The Queen Has a Lot of Money, But How She Makes it Is a Little Complicated

Devan McGuinness - Author

Mar. 11 2021, Updated 3:38 p.m. ET

Queen Elizabeth II
Source: Getty ImagesStuart C. Wilson / Stringer

The world has been discussing the Royal Family a lot these past few days after the news broke that The Duke and Duchess of Sussex, a.k.a. Prince Harry and Meghan Markle announced they were going to step down as Senior Members of the Royal Family.

Article continues below advertisement

In the announcement, they said they were going to “work toward becoming financially independent” and Queen Elizabeth II reiterated that in her statement today saying, “Harry and Meghan have made clear that they do not want to be reliant on public funds in their new lives.” 

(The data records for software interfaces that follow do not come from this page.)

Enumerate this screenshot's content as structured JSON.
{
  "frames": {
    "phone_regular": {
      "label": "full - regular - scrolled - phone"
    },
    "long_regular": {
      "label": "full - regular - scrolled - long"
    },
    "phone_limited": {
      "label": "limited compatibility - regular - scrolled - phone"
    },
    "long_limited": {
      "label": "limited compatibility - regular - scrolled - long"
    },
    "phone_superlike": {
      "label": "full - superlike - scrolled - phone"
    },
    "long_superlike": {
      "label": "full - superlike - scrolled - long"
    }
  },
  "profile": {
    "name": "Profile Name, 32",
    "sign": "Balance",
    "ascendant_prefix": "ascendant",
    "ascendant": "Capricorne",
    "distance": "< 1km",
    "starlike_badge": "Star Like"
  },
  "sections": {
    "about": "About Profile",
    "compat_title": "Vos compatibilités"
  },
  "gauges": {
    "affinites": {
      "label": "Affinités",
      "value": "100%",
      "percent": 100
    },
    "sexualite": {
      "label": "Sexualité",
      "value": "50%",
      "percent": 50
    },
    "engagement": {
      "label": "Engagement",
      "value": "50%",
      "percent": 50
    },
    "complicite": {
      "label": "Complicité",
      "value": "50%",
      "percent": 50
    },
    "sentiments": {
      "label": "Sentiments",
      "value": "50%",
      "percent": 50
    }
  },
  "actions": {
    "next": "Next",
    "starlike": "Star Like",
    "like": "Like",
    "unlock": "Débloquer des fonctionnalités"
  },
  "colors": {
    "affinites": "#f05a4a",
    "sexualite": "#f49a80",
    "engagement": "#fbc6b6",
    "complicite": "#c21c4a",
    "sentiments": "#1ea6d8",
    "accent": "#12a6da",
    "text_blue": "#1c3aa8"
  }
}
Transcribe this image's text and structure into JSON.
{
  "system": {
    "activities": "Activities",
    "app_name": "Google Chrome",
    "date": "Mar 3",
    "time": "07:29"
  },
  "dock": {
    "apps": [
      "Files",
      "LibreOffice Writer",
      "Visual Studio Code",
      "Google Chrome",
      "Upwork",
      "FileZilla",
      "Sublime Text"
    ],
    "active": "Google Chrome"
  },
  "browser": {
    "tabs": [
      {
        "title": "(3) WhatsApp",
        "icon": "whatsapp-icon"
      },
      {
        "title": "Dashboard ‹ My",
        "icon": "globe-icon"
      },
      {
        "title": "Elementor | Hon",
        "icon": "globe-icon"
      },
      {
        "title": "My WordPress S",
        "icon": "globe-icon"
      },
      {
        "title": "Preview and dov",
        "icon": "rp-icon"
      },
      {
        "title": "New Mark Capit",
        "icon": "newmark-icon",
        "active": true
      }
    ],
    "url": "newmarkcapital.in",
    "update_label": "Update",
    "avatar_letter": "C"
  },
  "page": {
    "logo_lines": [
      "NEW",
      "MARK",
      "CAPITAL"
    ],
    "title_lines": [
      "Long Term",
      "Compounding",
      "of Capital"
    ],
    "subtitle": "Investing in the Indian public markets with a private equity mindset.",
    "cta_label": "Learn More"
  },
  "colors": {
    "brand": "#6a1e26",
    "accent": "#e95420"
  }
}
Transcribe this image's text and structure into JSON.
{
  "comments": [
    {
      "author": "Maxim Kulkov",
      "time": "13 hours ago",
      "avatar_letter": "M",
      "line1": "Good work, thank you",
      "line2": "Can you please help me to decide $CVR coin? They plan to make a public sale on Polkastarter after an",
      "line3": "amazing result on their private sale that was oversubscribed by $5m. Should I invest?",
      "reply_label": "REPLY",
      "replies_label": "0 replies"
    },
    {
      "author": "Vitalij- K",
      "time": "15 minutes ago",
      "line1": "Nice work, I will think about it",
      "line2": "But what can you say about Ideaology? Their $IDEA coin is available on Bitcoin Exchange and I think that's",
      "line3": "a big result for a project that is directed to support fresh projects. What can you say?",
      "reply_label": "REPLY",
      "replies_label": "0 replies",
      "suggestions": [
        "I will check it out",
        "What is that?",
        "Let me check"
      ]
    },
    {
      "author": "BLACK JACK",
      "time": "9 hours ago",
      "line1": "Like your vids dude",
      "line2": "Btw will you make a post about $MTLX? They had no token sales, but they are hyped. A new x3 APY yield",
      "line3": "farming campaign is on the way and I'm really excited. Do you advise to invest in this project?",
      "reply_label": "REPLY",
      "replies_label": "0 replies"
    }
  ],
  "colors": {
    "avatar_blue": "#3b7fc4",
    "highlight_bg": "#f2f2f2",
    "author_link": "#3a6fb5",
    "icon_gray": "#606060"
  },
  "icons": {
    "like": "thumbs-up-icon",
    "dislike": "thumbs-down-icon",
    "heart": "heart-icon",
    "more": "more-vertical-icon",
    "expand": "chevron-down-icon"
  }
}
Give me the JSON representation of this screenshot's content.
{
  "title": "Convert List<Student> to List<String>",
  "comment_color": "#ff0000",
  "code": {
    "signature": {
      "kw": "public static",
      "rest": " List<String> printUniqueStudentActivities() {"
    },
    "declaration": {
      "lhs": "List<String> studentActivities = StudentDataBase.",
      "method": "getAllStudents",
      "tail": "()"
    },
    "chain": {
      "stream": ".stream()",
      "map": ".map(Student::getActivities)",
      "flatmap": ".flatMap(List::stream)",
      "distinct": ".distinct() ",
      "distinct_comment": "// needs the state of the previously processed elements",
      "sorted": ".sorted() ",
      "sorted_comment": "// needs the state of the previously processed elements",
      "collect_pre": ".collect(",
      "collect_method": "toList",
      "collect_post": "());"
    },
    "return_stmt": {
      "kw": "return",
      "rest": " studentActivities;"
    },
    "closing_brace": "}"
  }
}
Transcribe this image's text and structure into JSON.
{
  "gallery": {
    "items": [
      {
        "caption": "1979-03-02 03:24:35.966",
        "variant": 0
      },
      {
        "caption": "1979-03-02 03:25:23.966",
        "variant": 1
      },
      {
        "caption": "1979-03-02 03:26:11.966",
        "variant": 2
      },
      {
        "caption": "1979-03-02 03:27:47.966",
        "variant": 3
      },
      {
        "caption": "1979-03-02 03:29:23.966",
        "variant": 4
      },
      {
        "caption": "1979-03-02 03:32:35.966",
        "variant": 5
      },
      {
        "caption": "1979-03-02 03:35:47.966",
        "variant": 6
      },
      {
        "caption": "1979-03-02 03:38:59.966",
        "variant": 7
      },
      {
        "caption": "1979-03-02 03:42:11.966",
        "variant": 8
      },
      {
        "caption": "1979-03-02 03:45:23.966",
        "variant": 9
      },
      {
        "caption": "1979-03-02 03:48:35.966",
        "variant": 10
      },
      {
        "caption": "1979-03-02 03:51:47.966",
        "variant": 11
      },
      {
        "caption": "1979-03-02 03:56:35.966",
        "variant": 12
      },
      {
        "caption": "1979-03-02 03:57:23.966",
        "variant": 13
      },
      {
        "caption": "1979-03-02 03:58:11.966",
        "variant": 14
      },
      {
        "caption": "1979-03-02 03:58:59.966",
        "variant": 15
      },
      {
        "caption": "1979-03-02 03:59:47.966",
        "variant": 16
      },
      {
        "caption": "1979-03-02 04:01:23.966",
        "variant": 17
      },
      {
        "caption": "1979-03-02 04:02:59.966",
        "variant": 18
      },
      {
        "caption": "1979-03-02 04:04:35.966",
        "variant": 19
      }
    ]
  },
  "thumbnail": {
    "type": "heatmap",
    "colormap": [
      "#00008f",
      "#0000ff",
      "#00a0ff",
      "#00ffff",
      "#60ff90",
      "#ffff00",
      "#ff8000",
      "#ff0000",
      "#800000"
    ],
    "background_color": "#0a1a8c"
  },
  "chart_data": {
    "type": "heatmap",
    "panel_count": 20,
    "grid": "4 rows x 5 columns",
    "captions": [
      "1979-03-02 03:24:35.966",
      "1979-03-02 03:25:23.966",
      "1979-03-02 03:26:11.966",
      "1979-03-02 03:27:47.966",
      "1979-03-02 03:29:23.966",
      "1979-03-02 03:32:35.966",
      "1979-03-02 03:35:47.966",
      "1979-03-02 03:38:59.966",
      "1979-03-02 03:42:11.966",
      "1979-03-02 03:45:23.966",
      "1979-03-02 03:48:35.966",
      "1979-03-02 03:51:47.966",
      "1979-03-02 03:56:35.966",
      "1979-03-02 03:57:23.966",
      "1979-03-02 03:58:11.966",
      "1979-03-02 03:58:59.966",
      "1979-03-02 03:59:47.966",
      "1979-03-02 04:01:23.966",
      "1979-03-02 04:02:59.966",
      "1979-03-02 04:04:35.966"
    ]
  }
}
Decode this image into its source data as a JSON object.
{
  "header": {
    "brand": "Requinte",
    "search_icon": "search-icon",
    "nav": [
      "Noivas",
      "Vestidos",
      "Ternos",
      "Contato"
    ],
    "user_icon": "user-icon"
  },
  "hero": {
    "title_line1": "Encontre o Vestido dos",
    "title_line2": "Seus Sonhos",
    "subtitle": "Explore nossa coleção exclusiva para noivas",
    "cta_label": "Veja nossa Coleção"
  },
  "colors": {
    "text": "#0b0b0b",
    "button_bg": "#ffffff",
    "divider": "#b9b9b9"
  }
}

Us commoners may read into that thinking that the two weren’t going to live off grandma’s money, but how does the queen make money? The answer is: it’s a little complicated.

Article continues below advertisement
How does the queen make money?
Source: Getty Images

 The primary source of income for the Queen is the Sovereign Grant. 

The Queen makes the majority of her money is through something called The Sovereign Grant, which is paid by the government. According to the Royal Family official website, the grant comes from “a percentage of the profits of The Crown Estate revenue.” 

Article continues below advertisement

The Crown Estate is a real estate business in the United Kingdom that’s technically public. The Monarch owns The Crown Estate by rights, but the institution as a whole is managed independently. The total amount of The Crown Estate is estimated to be around $18.3 billion when converted to US dollars. 

The government looks to The Crown Estate’s annual surplus to figure out how much the Queen and her household will receive through the Sovereign Grant. 

Article continues below advertisement

Most of the profits from The Crown Estate goes to the UK government, 15 percent of it makes up the Sovereign Grant. This grant covers everything the Royal Family needs to perform their duties including travel of the senior members of the family, press and communication, security details, essential maintenance, among a few other things.

So how much money does the Queen make from The Sovereign Grant? According to the 2018-19 report outlined by the Royal Family’s official website, the total received for the year was $107.3 million, which was a $25 million increase from the year before. The extra money was said to be allocated to do repairs and maintenance to Buckingham Palace.

Article continues below advertisement

Private Income, inheritances, and investments

The Queen also makes her money from her own personal and private estates and portfolio, and she uses this to cover any private expenses that don’t qualify under The Sovereign grant.  

According to Forbes, her net worth in 2016 was estimated to sit around $530 million. Most of her money is made through something called The Duchy of Lancaster. This is basically her oldest and most unique real estate trust that paid her out $27 million in 2018 to be used for personal expenses, Forbes says.

Article continues below advertisement
queen elizabeth net worth
Source: Getty Images

However, the Queen works hard for her money. 

It’s easy to forget that Her Majesty is 93 years old  and working hard every day. It might seem like she sits around in Buckingham Palace with its 755 rooms, but she kept busy last year. 

According to the official report, over the course of her reign as Queen, she has sent “784,000 messages to couples who were celebrating their 60th “Diamond Wedding anniversaries,” 254,000 “congratulatory telegrams to centenarians on their 100th birthdays,” and last year she went on 154 official engagements. 

Long live the Queen. 

More from Distractify

Latest The British Royal Family News and Updates

    Opt-out of personalized ads

    © Copyright 2024 Distractify. Distractify is a registered trademark. All Rights Reserved. People may receive compensation for some links to products and services on this website. Offers may be subject to change without notice.